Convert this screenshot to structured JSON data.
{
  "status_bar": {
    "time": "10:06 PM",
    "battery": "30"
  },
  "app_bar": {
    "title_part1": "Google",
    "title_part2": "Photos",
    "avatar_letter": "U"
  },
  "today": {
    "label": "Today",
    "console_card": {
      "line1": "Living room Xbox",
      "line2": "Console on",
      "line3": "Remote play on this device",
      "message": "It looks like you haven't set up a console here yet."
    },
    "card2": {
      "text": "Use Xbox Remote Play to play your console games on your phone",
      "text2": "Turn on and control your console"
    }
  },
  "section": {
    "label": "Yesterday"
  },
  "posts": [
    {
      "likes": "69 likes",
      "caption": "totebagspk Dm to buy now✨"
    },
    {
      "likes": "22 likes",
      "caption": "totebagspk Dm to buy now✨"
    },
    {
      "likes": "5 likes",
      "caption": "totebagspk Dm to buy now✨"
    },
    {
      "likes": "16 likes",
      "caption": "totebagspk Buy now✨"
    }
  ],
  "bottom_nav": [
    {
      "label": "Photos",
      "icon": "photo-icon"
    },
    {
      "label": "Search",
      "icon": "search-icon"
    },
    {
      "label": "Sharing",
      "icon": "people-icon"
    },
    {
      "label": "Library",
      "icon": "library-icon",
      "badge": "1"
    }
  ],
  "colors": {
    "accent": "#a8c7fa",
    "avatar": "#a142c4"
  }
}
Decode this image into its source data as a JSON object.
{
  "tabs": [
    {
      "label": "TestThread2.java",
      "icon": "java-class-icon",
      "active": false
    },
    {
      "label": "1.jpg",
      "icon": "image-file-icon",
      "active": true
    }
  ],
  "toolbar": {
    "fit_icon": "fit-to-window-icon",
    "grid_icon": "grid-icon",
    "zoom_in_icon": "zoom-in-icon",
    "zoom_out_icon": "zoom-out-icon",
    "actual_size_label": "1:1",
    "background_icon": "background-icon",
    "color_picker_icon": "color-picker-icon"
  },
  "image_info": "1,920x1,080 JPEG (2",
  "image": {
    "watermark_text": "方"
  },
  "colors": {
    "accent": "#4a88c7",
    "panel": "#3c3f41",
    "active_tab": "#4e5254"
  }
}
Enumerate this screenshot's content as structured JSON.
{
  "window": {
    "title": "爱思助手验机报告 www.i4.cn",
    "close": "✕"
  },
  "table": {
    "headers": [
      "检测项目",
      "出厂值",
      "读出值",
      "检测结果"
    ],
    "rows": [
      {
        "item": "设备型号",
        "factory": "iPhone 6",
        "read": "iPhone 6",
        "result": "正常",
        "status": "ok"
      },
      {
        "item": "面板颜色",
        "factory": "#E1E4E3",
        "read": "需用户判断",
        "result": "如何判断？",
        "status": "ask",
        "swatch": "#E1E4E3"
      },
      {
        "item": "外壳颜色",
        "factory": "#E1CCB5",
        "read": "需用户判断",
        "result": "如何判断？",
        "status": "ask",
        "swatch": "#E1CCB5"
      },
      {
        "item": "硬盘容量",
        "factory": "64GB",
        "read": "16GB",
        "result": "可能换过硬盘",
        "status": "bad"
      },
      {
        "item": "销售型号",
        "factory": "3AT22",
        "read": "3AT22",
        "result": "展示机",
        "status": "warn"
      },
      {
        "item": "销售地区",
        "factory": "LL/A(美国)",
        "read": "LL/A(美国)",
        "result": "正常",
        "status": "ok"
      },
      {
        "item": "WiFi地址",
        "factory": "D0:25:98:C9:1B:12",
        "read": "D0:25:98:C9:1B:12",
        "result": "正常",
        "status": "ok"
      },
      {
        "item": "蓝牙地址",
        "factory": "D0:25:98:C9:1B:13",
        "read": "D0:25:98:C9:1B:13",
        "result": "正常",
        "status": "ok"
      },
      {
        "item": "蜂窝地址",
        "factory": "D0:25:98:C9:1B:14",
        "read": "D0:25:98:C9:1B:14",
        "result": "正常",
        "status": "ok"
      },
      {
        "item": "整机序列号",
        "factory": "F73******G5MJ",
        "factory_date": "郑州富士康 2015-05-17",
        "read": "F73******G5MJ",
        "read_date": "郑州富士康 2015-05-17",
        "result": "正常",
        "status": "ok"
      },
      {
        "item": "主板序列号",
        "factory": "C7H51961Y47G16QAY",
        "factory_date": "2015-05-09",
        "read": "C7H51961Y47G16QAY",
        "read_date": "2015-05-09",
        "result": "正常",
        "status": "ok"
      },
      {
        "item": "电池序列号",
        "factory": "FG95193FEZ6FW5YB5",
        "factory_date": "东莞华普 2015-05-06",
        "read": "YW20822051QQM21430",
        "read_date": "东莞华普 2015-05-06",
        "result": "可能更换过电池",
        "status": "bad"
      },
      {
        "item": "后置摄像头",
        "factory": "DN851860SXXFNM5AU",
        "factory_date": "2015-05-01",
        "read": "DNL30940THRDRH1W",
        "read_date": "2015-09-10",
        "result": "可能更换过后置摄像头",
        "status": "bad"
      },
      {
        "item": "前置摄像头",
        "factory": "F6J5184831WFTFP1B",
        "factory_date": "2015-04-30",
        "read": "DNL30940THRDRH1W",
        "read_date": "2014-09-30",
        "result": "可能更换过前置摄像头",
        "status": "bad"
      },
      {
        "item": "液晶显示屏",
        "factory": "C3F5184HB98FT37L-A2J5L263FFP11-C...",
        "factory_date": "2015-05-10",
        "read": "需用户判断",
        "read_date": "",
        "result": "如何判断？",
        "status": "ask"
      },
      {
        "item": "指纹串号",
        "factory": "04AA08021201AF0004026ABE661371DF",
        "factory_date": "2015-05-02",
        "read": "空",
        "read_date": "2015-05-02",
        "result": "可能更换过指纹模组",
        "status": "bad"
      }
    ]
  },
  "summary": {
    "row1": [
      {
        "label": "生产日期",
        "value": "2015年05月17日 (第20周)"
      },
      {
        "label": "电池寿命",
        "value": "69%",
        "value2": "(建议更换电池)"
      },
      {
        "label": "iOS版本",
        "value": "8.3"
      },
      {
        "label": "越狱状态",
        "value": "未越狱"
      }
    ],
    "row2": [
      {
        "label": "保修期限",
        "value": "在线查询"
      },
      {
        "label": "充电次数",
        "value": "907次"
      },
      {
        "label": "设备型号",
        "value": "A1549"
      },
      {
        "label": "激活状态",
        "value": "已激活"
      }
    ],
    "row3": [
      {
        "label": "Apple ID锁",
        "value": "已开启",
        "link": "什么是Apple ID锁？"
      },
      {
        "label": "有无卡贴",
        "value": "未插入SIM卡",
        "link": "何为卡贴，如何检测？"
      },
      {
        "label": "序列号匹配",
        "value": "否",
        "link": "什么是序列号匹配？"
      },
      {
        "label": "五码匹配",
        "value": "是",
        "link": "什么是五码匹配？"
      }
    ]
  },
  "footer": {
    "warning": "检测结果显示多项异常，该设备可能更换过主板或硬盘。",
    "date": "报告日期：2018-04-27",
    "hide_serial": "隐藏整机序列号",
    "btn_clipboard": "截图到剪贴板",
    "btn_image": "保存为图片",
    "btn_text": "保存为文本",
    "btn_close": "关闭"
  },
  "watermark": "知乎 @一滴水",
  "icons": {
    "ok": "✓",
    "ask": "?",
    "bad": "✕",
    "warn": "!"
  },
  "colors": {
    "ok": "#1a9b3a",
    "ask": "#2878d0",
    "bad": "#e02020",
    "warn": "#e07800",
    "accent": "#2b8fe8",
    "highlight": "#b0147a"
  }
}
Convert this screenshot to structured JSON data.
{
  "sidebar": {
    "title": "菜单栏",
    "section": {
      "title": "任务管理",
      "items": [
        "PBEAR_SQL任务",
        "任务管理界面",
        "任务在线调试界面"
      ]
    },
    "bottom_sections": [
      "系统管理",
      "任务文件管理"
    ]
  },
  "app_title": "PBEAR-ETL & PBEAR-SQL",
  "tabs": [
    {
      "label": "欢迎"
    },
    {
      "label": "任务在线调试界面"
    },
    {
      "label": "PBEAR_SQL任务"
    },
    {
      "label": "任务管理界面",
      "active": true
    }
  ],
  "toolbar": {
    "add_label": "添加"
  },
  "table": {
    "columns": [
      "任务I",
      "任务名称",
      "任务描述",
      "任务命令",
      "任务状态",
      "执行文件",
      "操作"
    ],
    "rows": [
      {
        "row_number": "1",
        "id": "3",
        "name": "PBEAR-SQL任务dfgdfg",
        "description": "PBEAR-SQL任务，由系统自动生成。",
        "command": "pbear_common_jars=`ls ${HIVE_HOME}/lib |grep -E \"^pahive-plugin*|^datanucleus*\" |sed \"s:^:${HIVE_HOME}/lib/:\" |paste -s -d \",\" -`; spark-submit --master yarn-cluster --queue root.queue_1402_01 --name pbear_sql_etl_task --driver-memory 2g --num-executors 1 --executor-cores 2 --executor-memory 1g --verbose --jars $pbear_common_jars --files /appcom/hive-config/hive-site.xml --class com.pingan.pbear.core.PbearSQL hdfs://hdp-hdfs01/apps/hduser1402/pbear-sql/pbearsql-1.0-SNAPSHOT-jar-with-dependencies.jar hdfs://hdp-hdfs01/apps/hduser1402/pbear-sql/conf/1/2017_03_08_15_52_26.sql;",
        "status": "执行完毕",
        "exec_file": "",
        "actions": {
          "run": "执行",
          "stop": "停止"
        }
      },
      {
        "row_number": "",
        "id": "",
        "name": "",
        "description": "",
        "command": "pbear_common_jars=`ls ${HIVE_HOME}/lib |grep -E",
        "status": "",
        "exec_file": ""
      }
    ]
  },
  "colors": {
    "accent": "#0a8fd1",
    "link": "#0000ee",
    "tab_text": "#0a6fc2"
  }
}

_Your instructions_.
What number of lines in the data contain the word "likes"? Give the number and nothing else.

_Solution for this problem_.
4